WHAT TO WORK ON -> Here are some records. Print all of them exactly.

RECORDS FOR PROCESSING ->

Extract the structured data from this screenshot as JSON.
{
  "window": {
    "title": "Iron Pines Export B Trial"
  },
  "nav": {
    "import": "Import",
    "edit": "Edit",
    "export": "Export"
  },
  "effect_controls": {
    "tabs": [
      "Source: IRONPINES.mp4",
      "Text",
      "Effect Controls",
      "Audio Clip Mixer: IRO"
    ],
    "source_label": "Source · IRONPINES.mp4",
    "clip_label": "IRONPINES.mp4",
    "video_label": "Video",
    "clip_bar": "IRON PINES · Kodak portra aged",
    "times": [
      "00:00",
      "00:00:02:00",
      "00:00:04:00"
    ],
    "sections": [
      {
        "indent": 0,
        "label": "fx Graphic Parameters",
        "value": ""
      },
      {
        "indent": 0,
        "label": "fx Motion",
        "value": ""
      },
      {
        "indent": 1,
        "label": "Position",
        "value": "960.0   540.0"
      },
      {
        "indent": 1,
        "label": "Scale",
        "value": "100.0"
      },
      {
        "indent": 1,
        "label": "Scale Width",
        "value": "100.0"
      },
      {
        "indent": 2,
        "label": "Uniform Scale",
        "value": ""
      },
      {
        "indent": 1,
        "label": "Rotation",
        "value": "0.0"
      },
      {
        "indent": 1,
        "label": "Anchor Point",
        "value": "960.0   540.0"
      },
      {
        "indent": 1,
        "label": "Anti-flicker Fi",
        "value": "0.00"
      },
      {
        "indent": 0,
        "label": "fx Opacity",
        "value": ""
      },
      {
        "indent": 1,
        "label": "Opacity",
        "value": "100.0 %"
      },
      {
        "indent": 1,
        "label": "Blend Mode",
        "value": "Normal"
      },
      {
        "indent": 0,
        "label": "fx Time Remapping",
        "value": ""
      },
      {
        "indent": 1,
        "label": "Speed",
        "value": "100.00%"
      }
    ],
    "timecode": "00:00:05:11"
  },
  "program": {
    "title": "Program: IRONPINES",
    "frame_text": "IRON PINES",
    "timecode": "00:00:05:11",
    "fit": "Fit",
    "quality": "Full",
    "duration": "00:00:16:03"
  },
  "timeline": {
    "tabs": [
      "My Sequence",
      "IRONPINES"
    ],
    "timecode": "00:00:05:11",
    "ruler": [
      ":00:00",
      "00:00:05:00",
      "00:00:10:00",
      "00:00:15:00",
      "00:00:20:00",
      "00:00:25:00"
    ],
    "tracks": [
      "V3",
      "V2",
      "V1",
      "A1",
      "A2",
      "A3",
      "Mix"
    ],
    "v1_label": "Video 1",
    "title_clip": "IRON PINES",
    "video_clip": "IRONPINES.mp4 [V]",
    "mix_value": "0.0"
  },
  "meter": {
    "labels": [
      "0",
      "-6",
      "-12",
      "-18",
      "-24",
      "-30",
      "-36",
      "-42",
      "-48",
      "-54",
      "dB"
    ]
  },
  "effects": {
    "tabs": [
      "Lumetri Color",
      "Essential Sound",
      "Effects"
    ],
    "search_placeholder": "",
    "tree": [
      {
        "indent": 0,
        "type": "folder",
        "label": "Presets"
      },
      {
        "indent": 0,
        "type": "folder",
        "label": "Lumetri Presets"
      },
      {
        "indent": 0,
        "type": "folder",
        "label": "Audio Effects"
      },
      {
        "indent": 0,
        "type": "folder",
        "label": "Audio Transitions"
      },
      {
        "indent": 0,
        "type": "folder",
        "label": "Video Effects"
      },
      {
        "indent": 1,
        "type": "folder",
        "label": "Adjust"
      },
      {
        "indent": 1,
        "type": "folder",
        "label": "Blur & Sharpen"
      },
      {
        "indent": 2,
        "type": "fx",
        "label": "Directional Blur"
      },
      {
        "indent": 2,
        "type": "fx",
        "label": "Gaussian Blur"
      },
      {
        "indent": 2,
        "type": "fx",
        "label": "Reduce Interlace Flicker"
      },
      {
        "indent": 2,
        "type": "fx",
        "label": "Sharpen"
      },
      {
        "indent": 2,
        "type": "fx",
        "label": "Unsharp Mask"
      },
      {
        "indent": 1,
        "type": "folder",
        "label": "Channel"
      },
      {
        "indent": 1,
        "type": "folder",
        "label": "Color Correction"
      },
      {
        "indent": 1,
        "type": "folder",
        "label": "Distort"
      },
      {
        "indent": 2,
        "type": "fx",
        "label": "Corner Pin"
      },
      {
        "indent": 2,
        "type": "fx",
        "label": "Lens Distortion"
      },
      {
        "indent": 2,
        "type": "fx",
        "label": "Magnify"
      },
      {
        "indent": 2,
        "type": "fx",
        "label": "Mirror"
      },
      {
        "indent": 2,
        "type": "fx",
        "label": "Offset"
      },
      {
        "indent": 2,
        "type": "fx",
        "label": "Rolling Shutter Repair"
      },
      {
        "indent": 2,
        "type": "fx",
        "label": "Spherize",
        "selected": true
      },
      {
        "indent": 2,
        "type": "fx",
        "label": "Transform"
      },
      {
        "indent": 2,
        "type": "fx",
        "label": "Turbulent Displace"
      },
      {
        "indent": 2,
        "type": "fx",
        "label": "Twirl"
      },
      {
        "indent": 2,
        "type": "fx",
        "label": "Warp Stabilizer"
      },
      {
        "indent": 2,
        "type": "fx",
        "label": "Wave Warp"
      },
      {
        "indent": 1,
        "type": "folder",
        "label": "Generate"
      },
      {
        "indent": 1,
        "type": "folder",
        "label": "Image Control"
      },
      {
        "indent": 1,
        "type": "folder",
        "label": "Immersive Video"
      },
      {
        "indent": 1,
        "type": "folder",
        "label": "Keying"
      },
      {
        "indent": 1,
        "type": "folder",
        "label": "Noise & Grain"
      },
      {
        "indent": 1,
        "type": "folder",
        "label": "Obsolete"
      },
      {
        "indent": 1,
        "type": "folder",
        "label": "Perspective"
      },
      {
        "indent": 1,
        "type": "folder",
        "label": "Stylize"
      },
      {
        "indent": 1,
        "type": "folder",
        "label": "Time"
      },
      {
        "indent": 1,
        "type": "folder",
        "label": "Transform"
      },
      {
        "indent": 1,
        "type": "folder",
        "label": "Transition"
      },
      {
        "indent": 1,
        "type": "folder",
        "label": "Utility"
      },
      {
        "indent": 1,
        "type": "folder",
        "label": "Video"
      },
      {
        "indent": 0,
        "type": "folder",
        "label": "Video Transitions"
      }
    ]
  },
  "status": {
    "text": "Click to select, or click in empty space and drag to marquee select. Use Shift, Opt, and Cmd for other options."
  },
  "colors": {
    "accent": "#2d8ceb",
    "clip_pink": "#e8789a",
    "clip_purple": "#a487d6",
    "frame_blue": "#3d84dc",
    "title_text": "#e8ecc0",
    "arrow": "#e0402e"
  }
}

REPLY TO THE TASK ->
Extract the structured data from this screenshot as JSON.
{
  "window": {
    "title": "Iron Pines Export B Trial"
  },
  "nav": {
    "import": "Import",
    "edit": "Edit",
    "export": "Export"
  },
  "effect_controls": {
    "tabs": [
      "Source: IRONPINES.mp4",
      "Text",
      "Effect Controls",
      "Audio Clip Mixer: IRO"
    ],
    "source_label": "Source · IRONPINES.mp4",
    "clip_label": "IRONPINES.mp4",
    "video_label": "Video",
    "clip_bar": "IRON PINES · Kodak portra aged",
    "times": [
      "00:00",
      "00:00:02:00",
      "00:00:04:00"
    ],
    "sections": [
      {
        "indent": 0,
        "label": "fx Graphic Parameters",
        "value": ""
      },
      {
        "indent": 0,
        "label": "fx Motion",
        "value": ""
      },
      {
        "indent": 1,
        "label": "Position",
        "value": "960.0   540.0"
      },
      {
        "indent": 1,
        "label": "Scale",
        "value": "100.0"
      },
      {
        "indent": 1,
        "label": "Scale Width",
        "value": "100.0"
      },
      {
        "indent": 2,
        "label": "Uniform Scale",
        "value": ""
      },
      {
        "indent": 1,
        "label": "Rotation",
        "value": "0.0"
      },
      {
        "indent": 1,
        "label": "Anchor Point",
        "value": "960.0   540.0"
      },
      {
        "indent": 1,
        "label": "Anti-flicker Fi",
        "value": "0.00"
      },
      {
        "indent": 0,
        "label": "fx Opacity",
        "value": ""
      },
      {
        "indent": 1,
        "label": "Opacity",
        "value": "100.0 %"
      },
      {
        "indent": 1,
        "label": "Blend Mode",
        "value": "Normal"
      },
      {
        "indent": 0,
        "label": "fx Time Remapping",
        "value": ""
      },
      {
        "indent": 1,
        "label": "Speed",
        "value": "100.00%"
      }
    ],
    "timecode": "00:00:05:11"
  },
  "program": {
    "title": "Program: IRONPINES",
    "frame_text": "IRON PINES",
    "timecode": "00:00:05:11",
    "fit": "Fit",
    "quality": "Full",
    "duration": "00:00:16:03"
  },
  "timeline": {
    "tabs": [
      "My Sequence",
      "IRONPINES"
    ],
    "timecode": "00:00:05:11",
    "ruler": [
      ":00:00",
      "00:00:05:00",
      "00:00:10:00",
      "00:00:15:00",
      "00:00:20:00",
      "00:00:25:00"
    ],
    "tracks": [
      "V3",
      "V2",
      "V1",
      "A1",
      "A2",
      "A3",
      "Mix"
    ],
    "v1_label": "Video 1",
    "title_clip": "IRON PINES",
    "video_clip": "IRONPINES.mp4 [V]",
    "mix_value": "0.0"
  },
  "meter": {
    "labels": [
      "0",
      "-6",
      "-12",
      "-18",
      "-24",
      "-30",
      "-36",
      "-42",
      "-48",
      "-54",
      "dB"
    ]
  },
  "effects": {
    "tabs": [
      "Lumetri Color",
      "Essential Sound",
      "Effects"
    ],
    "search_placeholder": "",
    "tree": [
      {
        "indent": 0,
        "type": "folder",
        "label": "Presets"
      },
      {
        "indent": 0,
        "type": "folder",
        "label": "Lumetri Presets"
      },
      {
        "indent": 0,
        "type": "folder",
        "label": "Audio Effects"
      },
      {
        "indent": 0,
        "type": "folder",
        "label": "Audio Transitions"
      },
      {
        "indent": 0,
        "type": "folder",
        "label": "Video Effects"
      },
      {
        "indent": 1,
        "type": "folder",
        "label": "Adjust"
      },
      {
        "indent": 1,
        "type": "folder",
        "label": "Blur & Sharpen"
      },
      {
        "indent": 2,
        "type": "fx",
        "label": "Directional Blur"
      },
      {
        "indent": 2,
        "type": "fx",
        "label": "Gaussian Blur"
      },
      {
        "indent": 2,
        "type": "fx",
        "label": "Reduce Interlace Flicker"
      },
      {
        "indent": 2,
        "type": "fx",
        "label": "Sharpen"
      },
      {
        "indent": 2,
        "type": "fx",
        "label": "Unsharp Mask"
      },
      {
        "indent": 1,
        "type": "folder",
        "label": "Channel"
      },
      {
        "indent": 1,
        "type": "folder",
        "label": "Color Correction"
      },
      {
        "indent": 1,
        "type": "folder",
        "label": "Distort"
      },
      {
        "indent": 2,
        "type": "fx",
        "label": "Corner Pin"
      },
      {
        "indent": 2,
        "type": "fx",
        "label": "Lens Distortion"
      },
      {
        "indent": 2,
        "type": "fx",
        "label": "Magnify"
      },
      {
        "indent": 2,
        "type": "fx",
        "label": "Mirror"
      },
      {
        "indent": 2,
        "type": "fx",
        "label": "Offset"
      },
      {
        "indent": 2,
        "type": "fx",
        "label": "Rolling Shutter Repair"
      },
      {
        "indent": 2,
        "type": "fx",
        "label": "Spherize",
        "selected": true
      },
      {
        "indent": 2,
        "type": "fx",
        "label": "Transform"
      },
      {
        "indent": 2,
        "type": "fx",
        "label": "Turbulent Displace"
      },
      {
        "indent": 2,
        "type": "fx",
        "label": "Twirl"
      },
      {
        "indent": 2,
        "type": "fx",
        "label": "Warp Stabilizer"
      },
      {
        "indent": 2,
        "type": "fx",
        "label": "Wave Warp"
      },
      {
        "indent": 1,
        "type": "folder",
        "label": "Generate"
      },
      {
        "indent": 1,
        "type": "folder",
        "label": "Image Control"
      },
      {
        "indent": 1,
        "type": "folder",
        "label": "Immersive Video"
      },
      {
        "indent": 1,
        "type": "folder",
        "label": "Keying"
      },
      {
        "indent": 1,
        "type": "folder",
        "label": "Noise & Grain"
      },
      {
        "indent": 1,
        "type": "folder",
        "label": "Obsolete"
      },
      {
        "indent": 1,
        "type": "folder",
        "label": "Perspective"
      },
      {
        "indent": 1,
        "type": "folder",
        "label": "Stylize"
      },
      {
        "indent": 1,
        "type": "folder",
        "label": "Time"
      },
      {
        "indent": 1,
        "type": "folder",
        "label": "Transform"
      },
      {
        "indent": 1,
        "type": "folder",
        "label": "Transition"
      },
      {
        "indent": 1,
        "type": "folder",
        "label": "Utility"
      },
      {
        "indent": 1,
        "type": "folder",
        "label": "Video"
      },
      {
        "indent": 0,
        "type": "folder",
        "label": "Video Transitions"
      }
    ]
  },
  "status": {
    "text": "Click to select, or click in empty space and drag to marquee select. Use Shift, Opt, and Cmd for other options."
  },
  "colors": {
    "accent": "#2d8ceb",
    "clip_pink": "#e8789a",
    "clip_purple": "#a487d6",
    "frame_blue": "#3d84dc",
    "title_text": "#e8ecc0",
    "arrow": "#e0402e"
  }
}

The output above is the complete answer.